Termites, also known as white ants are common pests of upland rice in West Africa where they may cause serious damage during dry periods. They may also occur in lowland areas in light texture soils. They generally attack plants in their later growth stage by hollowing out their root system and filling it with soil resulting in the lodging of the rice plants. The attacked plants are then predisposed to further damage by ground-dwelling pests such as rodents, ants, and secondary infection by fungi and bacteria. Damaged plants can easily be pulled up by hand because the roots are severed.
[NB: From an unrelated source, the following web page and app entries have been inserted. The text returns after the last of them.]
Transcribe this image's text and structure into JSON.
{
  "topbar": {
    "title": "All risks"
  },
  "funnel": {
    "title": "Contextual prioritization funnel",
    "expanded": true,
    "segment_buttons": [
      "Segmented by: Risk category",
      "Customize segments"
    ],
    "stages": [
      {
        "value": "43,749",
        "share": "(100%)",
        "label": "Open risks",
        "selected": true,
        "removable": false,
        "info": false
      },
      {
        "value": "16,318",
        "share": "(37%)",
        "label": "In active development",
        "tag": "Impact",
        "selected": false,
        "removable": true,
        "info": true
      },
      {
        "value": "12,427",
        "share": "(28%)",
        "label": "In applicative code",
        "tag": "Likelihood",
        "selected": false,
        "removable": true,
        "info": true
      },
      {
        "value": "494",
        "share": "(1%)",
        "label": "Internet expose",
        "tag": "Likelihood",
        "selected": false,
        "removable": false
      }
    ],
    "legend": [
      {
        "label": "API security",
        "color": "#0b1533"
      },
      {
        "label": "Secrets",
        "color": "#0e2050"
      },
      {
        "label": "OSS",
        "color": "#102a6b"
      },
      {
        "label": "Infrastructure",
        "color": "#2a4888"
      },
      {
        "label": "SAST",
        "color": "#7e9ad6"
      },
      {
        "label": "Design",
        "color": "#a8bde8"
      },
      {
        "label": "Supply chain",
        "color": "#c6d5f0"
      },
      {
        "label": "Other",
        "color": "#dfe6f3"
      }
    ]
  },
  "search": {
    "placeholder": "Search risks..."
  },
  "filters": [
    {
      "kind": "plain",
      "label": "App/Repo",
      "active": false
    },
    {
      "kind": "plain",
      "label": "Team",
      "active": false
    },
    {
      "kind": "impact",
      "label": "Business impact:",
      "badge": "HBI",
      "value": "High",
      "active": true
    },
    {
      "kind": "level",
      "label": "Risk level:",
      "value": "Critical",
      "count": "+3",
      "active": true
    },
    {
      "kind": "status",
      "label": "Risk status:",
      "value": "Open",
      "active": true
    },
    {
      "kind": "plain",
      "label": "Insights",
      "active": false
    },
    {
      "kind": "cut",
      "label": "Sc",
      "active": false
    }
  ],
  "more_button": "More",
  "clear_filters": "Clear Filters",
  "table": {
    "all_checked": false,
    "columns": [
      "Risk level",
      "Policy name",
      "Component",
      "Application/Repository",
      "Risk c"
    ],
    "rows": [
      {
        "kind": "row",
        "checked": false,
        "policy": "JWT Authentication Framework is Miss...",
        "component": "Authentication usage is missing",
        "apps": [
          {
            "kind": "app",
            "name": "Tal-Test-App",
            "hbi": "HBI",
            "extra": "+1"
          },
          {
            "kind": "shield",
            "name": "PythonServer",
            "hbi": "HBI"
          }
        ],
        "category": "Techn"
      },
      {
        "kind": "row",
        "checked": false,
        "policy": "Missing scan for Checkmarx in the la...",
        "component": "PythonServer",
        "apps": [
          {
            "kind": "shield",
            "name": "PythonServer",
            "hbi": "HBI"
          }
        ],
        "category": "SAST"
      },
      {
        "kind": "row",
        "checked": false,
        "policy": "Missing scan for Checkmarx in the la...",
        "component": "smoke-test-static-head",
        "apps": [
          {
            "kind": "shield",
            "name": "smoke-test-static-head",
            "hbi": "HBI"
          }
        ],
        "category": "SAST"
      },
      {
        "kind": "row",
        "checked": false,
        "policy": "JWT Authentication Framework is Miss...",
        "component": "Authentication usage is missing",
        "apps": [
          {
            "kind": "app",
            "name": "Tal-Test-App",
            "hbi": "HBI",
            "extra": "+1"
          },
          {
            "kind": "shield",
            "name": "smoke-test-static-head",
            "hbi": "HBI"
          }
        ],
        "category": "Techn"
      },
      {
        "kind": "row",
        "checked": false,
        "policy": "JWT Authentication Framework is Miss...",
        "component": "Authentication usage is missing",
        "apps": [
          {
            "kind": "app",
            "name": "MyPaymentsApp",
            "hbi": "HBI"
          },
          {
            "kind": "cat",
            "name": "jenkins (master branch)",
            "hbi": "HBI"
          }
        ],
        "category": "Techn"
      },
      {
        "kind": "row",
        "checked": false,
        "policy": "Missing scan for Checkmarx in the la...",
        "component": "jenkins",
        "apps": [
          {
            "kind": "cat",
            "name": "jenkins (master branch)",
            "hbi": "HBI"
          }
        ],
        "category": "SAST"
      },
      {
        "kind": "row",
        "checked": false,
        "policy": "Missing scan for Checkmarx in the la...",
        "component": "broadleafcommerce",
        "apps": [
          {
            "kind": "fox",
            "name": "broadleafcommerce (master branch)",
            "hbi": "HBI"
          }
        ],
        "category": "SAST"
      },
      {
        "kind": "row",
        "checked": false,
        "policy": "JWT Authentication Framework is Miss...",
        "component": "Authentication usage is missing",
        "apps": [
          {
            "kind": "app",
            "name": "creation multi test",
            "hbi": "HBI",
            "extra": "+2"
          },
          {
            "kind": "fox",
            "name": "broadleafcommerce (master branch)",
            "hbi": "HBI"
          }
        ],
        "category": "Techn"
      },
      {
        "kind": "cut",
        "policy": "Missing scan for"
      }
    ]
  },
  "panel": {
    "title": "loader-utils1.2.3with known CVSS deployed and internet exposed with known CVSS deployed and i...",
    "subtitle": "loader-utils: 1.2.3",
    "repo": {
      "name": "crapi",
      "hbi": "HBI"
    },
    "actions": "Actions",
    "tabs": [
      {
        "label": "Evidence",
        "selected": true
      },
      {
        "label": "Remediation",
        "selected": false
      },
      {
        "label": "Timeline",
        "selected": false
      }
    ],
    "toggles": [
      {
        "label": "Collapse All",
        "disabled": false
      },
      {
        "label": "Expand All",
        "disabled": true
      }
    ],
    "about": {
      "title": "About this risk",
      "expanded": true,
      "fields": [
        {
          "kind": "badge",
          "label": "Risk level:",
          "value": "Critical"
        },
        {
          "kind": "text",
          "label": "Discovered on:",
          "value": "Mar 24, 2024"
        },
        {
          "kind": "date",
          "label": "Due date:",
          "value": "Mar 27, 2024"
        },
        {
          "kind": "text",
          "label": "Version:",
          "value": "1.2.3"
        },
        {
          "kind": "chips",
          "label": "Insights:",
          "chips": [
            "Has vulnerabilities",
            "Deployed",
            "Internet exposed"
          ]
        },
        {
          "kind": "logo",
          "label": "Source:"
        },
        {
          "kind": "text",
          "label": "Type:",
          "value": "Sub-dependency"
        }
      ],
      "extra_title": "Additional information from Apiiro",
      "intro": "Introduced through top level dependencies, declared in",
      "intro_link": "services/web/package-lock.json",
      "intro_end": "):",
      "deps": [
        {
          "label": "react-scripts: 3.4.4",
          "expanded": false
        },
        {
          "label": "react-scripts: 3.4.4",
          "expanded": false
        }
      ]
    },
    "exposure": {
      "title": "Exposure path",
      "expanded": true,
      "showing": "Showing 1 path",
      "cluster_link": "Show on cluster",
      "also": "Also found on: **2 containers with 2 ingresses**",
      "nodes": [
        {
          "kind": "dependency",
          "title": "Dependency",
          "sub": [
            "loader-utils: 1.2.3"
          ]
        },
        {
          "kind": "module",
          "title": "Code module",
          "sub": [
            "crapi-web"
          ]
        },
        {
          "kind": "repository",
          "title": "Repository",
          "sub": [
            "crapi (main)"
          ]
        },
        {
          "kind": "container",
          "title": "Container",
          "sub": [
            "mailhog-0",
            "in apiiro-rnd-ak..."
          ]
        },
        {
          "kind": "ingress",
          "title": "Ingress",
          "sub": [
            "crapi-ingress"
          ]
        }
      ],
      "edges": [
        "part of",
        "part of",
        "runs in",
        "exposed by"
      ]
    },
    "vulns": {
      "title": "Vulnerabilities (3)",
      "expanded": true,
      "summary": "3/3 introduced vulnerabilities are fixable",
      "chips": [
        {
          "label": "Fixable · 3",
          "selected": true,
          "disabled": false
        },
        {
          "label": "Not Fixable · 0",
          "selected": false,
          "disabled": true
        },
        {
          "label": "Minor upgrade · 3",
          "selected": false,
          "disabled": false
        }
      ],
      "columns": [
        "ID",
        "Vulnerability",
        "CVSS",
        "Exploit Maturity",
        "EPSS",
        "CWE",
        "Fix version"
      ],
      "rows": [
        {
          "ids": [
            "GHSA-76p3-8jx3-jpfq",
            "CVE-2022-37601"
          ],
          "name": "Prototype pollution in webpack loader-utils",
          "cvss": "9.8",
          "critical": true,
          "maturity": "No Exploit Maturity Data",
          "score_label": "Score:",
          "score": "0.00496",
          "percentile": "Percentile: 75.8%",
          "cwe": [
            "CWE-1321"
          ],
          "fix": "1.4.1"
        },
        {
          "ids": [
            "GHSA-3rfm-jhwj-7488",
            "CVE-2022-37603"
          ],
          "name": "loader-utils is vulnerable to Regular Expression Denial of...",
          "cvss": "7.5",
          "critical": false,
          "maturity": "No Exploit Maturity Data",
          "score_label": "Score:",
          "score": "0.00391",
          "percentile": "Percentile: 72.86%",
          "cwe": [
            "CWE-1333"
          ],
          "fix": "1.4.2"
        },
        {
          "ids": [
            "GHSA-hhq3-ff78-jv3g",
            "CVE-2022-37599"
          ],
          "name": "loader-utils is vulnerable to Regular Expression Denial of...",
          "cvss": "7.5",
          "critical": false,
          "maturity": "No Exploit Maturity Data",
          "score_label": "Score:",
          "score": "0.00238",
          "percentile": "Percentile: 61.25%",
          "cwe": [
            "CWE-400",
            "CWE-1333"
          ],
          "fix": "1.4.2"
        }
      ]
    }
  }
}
- Plant resistant varieties whenever available. "LAC 23", "NERICA 1", "NERICA 5" and "NERICA 14" are resistant to termites. In experiments in Nigeria "NERICA 5" and "NERICA 1" had lower levels of termite attack than other rice varieties tested ("NERICA 2", "NERICA 3", "NERICA 4", "NERICA 6" and "NERICA 7", "LAC 23" and "OS 6"). "NERICA 2" and "NERICA 3" showed some levels of tolerance (WARDA; Nwilene et al., 2008)
- Use neem products. They provide effective control of termites on rice fields. In experiments in Nigeria 2 litres of neem seed oil (Cobeneem) mixed with 1 litre of water and 10 g of detergent soap (OMO) applied in an area of 900 m2 gave the best protection against termite attack, followed by neem powder (800 kg per ha). Applications were done close to the rice hills along the rows (Nwilene et al., 2008). For more information on Neem click here
- The application of red palm oil mixed with pawpaw is an indigenous control practice. The mixture attracts soldier ants that attack and drive away the termites.